By Alec Dietz | Lynnwood Times
Almost 30 years ago, Jim Nelson never thought he’d be in this position.
Sitting in a room full of hundreds of applicants, Lynnwood Police Department’s new Chief of Police never thought he’d be one of a handful of people accepted into the local police academies.
“I remember looking around the room, and that was my moment, like this is never going to happen,” he said. “I need to start thinking about what the next step is.”
Nelson would not hear back from the Lynnwood Police Department until a year and a half later. While working in Everett, LDP notified Nelson to interview for the police academy. Nelson is a veteran of the U.S. Marine Corps and prior to moving to Washington state, he worked as a pilot in Alaska.
After the first few interviews, Nelson was nearly convinced he wasn’t going to make it. He checked his answering machine frequently during lunch breaks. Finally, after returning from work one day, he saw the red light on his answering machine.
“Here it is,” Nelson remembered. “They said, ‘we’d like to aim for a polygraph,’ I think it was the next day.
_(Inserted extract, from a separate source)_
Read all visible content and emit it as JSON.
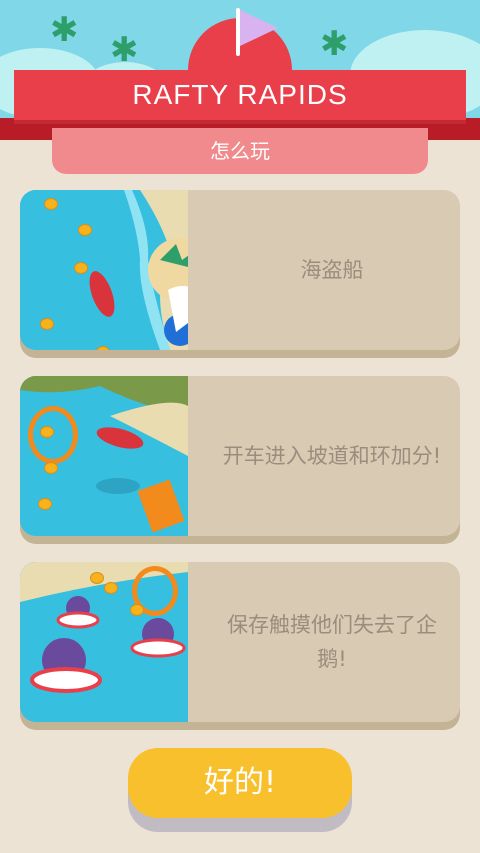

There was polygraph, background investigation, psychological investigation, and all these things crammed in.”
The rest, Nelson says, was history.
Once he got through the academy, he began his law enforcement career as a patrol officer, and continued to climb the command structure as a detective, sergeant, sergeant with the South Snohomish County Narcotics Task Force, commander of investigations, and commander of detention at the Lynnwood Municipal Jail.
Four years into his tenure as Deputy Chief, Nelson is now the Police Chief of the same police department that hired him all those years ago. He’s the first internal hire for Lynnwood Police Department Chief of Police since 1975.
But his approach hasn’t changed since he arrived in Lynnwood.
“I’m not a status quo person,” Nelson said. “I want to look at opportunities for us to improve our product and opportunities for officers to grow and how to serve our officers better. All those things are really important.”
With an emphasis on community engagement, which Nelson said has been one of the largest impacts the COVID-19 pandemic has had on LPD, Nelson is looking into options to continue building connection with the community he serves.
“That’s something for the past four years we’ve really been working on, really been emphasizing that, all the way down to the patrol officer level, Nelson said. “How do we get them engaged?”
“They’re so busy on calls, a lot of times during the day they’re just moving from call to call to call to call. But how do we find those moments where they’re not … just swinging by the park, or just stopping in a neighborhood, or stopping into a business and just having that brief interaction.”
Nelson outlined the several community engagements that LPD has every year, including the Cops and Clergy program, Coffee with a Cop, the Cops and Kids camp, have been cancelled because of COVID-19 restrictions.
On top of that, dealing with the budget and still finishing up some of his Deputy Chief duties, Nelson emphasized officer wellness. An avid hiker and lover of anything related to the outdoors, Chief Nelson understands the need to get away from work from time-to-time.
“I really encourage people to take them time off, and when they take their time off, I tell them — you know, the tendency is take your work phone with you and check your emails — leave that at home. You’re on your vacation,” Nelson said.
But more than anything, Nelson likes to stay busy. Whether it’s hiking local trails with his daughter, working at the police station, or engaging with the community, the newly sworn-in Chief of Police wants Lynnwood residents to know that he’s going to do everything he can to continue to serve the community.
Standing up for officer wellness, working on the new Community Justice Center renovation, and stepping into his new role as Police Chief are just part of the equation. “We really have a great community in Lynnwood, and we really enjoy being part of it,” Nelson said. “It’s a partnership. Communication is a two-way street, and so it’s our goal to continue to improve that. I know there’s always work to be done for sure. My goal is to do that work and do what we can to improve our service overall.”